[Records drawn from a dataset]
Segment Open

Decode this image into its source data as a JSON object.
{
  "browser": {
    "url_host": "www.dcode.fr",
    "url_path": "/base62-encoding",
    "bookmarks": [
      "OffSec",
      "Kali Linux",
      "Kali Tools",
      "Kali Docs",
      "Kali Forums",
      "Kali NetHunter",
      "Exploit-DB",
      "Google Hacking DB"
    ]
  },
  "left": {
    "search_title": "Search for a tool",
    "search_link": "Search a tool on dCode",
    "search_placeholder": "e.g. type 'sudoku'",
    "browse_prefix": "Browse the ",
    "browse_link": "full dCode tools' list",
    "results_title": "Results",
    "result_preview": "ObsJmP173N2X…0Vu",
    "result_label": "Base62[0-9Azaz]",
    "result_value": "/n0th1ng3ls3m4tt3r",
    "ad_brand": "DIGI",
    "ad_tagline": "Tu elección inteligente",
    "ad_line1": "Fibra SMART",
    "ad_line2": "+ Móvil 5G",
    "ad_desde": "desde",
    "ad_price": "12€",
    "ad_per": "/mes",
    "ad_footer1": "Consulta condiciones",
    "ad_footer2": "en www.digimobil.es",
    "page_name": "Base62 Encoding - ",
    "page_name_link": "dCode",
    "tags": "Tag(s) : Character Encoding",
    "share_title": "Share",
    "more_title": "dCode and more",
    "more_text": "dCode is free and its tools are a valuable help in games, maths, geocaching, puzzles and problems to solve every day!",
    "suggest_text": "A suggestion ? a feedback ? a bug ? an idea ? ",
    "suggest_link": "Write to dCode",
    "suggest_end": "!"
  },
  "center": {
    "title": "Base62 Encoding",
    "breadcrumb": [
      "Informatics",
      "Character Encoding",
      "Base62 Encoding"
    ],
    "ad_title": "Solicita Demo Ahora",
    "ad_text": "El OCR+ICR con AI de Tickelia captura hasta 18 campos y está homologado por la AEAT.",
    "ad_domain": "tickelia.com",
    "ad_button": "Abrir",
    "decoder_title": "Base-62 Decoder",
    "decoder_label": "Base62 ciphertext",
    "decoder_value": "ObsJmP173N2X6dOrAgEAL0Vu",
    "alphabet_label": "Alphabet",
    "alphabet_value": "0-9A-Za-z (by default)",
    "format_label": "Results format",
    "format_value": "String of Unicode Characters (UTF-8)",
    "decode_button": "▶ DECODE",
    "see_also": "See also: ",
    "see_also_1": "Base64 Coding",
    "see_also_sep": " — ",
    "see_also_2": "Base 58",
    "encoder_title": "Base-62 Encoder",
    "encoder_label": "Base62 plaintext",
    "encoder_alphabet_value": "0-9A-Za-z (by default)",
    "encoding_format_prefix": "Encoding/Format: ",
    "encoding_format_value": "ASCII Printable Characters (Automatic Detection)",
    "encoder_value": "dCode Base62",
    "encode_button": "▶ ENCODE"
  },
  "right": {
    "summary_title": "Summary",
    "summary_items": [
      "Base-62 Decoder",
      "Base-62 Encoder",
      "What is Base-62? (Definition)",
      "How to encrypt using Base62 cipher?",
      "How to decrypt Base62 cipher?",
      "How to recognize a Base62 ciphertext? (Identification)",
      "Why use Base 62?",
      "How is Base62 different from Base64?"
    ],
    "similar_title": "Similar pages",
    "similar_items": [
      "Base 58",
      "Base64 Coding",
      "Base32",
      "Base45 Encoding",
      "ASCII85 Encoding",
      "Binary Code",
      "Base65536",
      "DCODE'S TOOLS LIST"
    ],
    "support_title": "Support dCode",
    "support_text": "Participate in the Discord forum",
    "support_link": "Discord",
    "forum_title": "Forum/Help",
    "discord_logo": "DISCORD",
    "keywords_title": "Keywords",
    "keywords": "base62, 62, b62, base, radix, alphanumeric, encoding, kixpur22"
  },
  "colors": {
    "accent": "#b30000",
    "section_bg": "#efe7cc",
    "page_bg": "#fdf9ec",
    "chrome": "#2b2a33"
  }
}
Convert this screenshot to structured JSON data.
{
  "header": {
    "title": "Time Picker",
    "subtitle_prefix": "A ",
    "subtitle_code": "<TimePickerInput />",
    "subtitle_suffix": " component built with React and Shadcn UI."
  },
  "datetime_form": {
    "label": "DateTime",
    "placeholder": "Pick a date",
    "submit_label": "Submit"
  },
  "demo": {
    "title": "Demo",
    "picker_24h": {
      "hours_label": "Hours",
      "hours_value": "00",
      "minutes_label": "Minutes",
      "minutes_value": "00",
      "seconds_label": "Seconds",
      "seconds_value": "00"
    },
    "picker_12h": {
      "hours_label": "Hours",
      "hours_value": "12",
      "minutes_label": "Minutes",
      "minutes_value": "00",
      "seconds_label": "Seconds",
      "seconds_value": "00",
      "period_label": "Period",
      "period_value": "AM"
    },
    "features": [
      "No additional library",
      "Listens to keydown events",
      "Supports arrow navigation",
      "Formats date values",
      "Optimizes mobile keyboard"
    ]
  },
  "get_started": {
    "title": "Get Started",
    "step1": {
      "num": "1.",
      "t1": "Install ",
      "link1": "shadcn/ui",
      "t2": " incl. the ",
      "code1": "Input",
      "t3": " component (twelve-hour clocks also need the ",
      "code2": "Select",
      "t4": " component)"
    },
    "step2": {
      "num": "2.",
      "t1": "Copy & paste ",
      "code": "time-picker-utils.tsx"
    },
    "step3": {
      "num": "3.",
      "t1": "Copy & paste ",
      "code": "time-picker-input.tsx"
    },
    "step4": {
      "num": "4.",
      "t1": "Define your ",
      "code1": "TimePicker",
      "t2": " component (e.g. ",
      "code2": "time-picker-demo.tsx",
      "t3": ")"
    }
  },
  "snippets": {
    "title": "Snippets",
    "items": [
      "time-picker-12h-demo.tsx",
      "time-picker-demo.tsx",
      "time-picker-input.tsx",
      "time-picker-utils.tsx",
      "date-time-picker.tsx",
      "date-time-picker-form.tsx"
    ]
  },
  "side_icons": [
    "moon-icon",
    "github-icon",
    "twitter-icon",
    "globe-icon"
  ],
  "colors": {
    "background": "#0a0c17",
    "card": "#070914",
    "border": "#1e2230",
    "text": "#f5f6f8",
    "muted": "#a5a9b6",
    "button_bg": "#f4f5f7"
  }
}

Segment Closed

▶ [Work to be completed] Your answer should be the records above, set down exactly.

▶ [Reply]
Decode this image into its source data as a JSON object.
{
  "browser": {
    "url_host": "www.dcode.fr",
    "url_path": "/base62-encoding",
    "bookmarks": [
      "OffSec",
      "Kali Linux",
      "Kali Tools",
      "Kali Docs",
      "Kali Forums",
      "Kali NetHunter",
      "Exploit-DB",
      "Google Hacking DB"
    ]
  },
  "left": {
    "search_title": "Search for a tool",
    "search_link": "Search a tool on dCode",
    "search_placeholder": "e.g. type 'sudoku'",
    "browse_prefix": "Browse the ",
    "browse_link": "full dCode tools' list",
    "results_title": "Results",
    "result_preview": "ObsJmP173N2X…0Vu",
    "result_label": "Base62[0-9Azaz]",
    "result_value": "/n0th1ng3ls3m4tt3r",
    "ad_brand": "DIGI",
    "ad_tagline": "Tu elección inteligente",
    "ad_line1": "Fibra SMART",
    "ad_line2": "+ Móvil 5G",
    "ad_desde": "desde",
    "ad_price": "12€",
    "ad_per": "/mes",
    "ad_footer1": "Consulta condiciones",
    "ad_footer2": "en www.digimobil.es",
    "page_name": "Base62 Encoding - ",
    "page_name_link": "dCode",
    "tags": "Tag(s) : Character Encoding",
    "share_title": "Share",
    "more_title": "dCode and more",
    "more_text": "dCode is free and its tools are a valuable help in games, maths, geocaching, puzzles and problems to solve every day!",
    "suggest_text": "A suggestion ? a feedback ? a bug ? an idea ? ",
    "suggest_link": "Write to dCode",
    "suggest_end": "!"
  },
  "center": {
    "title": "Base62 Encoding",
    "breadcrumb": [
      "Informatics",
      "Character Encoding",
      "Base62 Encoding"
    ],
    "ad_title": "Solicita Demo Ahora",
    "ad_text": "El OCR+ICR con AI de Tickelia captura hasta 18 campos y está homologado por la AEAT.",
    "ad_domain": "tickelia.com",
    "ad_button": "Abrir",
    "decoder_title": "Base-62 Decoder",
    "decoder_label": "Base62 ciphertext",
    "decoder_value": "ObsJmP173N2X6dOrAgEAL0Vu",
    "alphabet_label": "Alphabet",
    "alphabet_value": "0-9A-Za-z (by default)",
    "format_label": "Results format",
    "format_value": "String of Unicode Characters (UTF-8)",
    "decode_button": "▶ DECODE",
    "see_also": "See also: ",
    "see_also_1": "Base64 Coding",
    "see_also_sep": " — ",
    "see_also_2": "Base 58",
    "encoder_title": "Base-62 Encoder",
    "encoder_label": "Base62 plaintext",
    "encoder_alphabet_value": "0-9A-Za-z (by default)",
    "encoding_format_prefix": "Encoding/Format: ",
    "encoding_format_value": "ASCII Printable Characters (Automatic Detection)",
    "encoder_value": "dCode Base62",
    "encode_button": "▶ ENCODE"
  },
  "right": {
    "summary_title": "Summary",
    "summary_items": [
      "Base-62 Decoder",
      "Base-62 Encoder",
      "What is Base-62? (Definition)",
      "How to encrypt using Base62 cipher?",
      "How to decrypt Base62 cipher?",
      "How to recognize a Base62 ciphertext? (Identification)",
      "Why use Base 62?",
      "How is Base62 different from Base64?"
    ],
    "similar_title": "Similar pages",
    "similar_items": [
      "Base 58",
      "Base64 Coding",
      "Base32",
      "Base45 Encoding",
      "ASCII85 Encoding",
      "Binary Code",
      "Base65536",
      "DCODE'S TOOLS LIST"
    ],
    "support_title": "Support dCode",
    "support_text": "Participate in the Discord forum",
    "support_link": "Discord",
    "forum_title": "Forum/Help",
    "discord_logo": "DISCORD",
    "keywords_title": "Keywords",
    "keywords": "base62, 62, b62, base, radix, alphanumeric, encoding, kixpur22"
  },
  "colors": {
    "accent": "#b30000",
    "section_bg": "#efe7cc",
    "page_bg": "#fdf9ec",
    "chrome": "#2b2a33"
  }
}
Convert this screenshot to structured JSON data.
{
  "header": {
    "title": "Time Picker",
    "subtitle_prefix": "A ",
    "subtitle_code": "<TimePickerInput />",
    "subtitle_suffix": " component built with React and Shadcn UI."
  },
  "datetime_form": {
    "label": "DateTime",
    "placeholder": "Pick a date",
    "submit_label": "Submit"
  },
  "demo": {
    "title": "Demo",
    "picker_24h": {
      "hours_label": "Hours",
      "hours_value": "00",
      "minutes_label": "Minutes",
      "minutes_value": "00",
      "seconds_label": "Seconds",
      "seconds_value": "00"
    },
    "picker_12h": {
      "hours_label": "Hours",
      "hours_value": "12",
      "minutes_label": "Minutes",
      "minutes_value": "00",
      "seconds_label": "Seconds",
      "seconds_value": "00",
      "period_label": "Period",
      "period_value": "AM"
    },
    "features": [
      "No additional library",
      "Listens to keydown events",
      "Supports arrow navigation",
      "Formats date values",
      "Optimizes mobile keyboard"
    ]
  },
  "get_started": {
    "title": "Get Started",
    "step1": {
      "num": "1.",
      "t1": "Install ",
      "link1": "shadcn/ui",
      "t2": " incl. the ",
      "code1": "Input",
      "t3": " component (twelve-hour clocks also need the ",
      "code2": "Select",
      "t4": " component)"
    },
    "step2": {
      "num": "2.",
      "t1": "Copy & paste ",
      "code": "time-picker-utils.tsx"
    },
    "step3": {
      "num": "3.",
      "t1": "Copy & paste ",
      "code": "time-picker-input.tsx"
    },
    "step4": {
      "num": "4.",
      "t1": "Define your ",
      "code1": "TimePicker",
      "t2": " component (e.g. ",
      "code2": "time-picker-demo.tsx",
      "t3": ")"
    }
  },
  "snippets": {
    "title": "Snippets",
    "items": [
      "time-picker-12h-demo.tsx",
      "time-picker-demo.tsx",
      "time-picker-input.tsx",
      "time-picker-utils.tsx",
      "date-time-picker.tsx",
      "date-time-picker-form.tsx"
    ]
  },
  "side_icons": [
    "moon-icon",
    "github-icon",
    "twitter-icon",
    "globe-icon"
  ],
  "colors": {
    "background": "#0a0c17",
    "card": "#070914",
    "border": "#1e2230",
    "text": "#f5f6f8",
    "muted": "#a5a9b6",
    "button_bg": "#f4f5f7"
  }
}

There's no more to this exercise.